While Mirziyoyev’s progress is welcomed by rights watchdogs, they say the country still has a long way to go to allow basic freedom of expression. The U.N. Human Rights Committee in April said it was concerned that the Uzbek government was still using the country’s legislation to unduly restrict freedom of religion, expression, assembly and association.
Steve Swerdlow, a human rights lawyer and an associate professor of human rights at the University of Southern California, said that the government’s criminal code, through strict limits on basic religious practices, has had “a strong chilling effect” on the progress of civil society in Uzbekistan.
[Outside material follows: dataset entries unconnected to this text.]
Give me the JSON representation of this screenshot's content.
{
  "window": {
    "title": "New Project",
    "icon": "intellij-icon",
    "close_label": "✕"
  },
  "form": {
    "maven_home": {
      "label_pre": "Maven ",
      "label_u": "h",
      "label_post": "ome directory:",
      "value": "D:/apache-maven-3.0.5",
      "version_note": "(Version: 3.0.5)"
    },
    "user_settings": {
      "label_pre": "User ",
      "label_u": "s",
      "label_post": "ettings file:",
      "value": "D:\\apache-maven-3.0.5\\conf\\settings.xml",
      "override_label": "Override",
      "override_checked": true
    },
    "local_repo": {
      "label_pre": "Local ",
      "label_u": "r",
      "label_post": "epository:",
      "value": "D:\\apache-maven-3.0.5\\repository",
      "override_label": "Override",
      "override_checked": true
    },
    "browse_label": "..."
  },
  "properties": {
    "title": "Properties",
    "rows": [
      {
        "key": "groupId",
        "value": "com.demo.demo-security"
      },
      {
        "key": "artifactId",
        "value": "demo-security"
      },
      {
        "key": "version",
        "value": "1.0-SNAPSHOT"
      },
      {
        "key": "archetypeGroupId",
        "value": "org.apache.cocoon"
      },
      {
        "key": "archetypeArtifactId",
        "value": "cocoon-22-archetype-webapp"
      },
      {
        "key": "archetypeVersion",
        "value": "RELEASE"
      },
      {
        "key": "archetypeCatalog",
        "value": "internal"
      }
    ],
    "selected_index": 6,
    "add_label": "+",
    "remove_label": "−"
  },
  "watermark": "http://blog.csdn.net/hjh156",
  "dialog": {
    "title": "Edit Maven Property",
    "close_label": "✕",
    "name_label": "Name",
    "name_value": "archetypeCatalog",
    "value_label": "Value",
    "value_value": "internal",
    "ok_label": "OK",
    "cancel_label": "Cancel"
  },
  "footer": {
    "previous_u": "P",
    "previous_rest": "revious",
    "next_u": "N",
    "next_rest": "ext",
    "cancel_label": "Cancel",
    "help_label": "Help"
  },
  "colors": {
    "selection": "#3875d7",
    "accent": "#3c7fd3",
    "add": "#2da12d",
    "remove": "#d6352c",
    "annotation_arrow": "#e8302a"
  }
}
The criminal articles, he claimed, were violating the country’s international human rights obligations.
“President Karimov used them for a quarter century to go after both political and religious opponents, and while used less often now, they are still on the books and still applied periodically under the current president,” Swerdlow said, adding that the country’s repressive measures against extremism likely have adverse effects.
“If the government really wants to fight extremism, it can do so more effectively by creating an environment where human rights organizations are able to more freely register and where journalists can perform their work without fear of harassment or intimidation. Civil society is one of the most important bulwarks against violent extremism and this is an area where the government must do more to see that reforms indeed take place,” he said.
While the 2019 U.S. Report on International Religious Freedom recognized the Uzbek government for making “substantial progress in improving respect for religious freedom,” the country still remains on the State Department’s Special Watch List for “having engaged in or tolerated severe violations of religious freedom.”
VOA Uzbek Service’s Malik Mansur contributed to this story from Europe.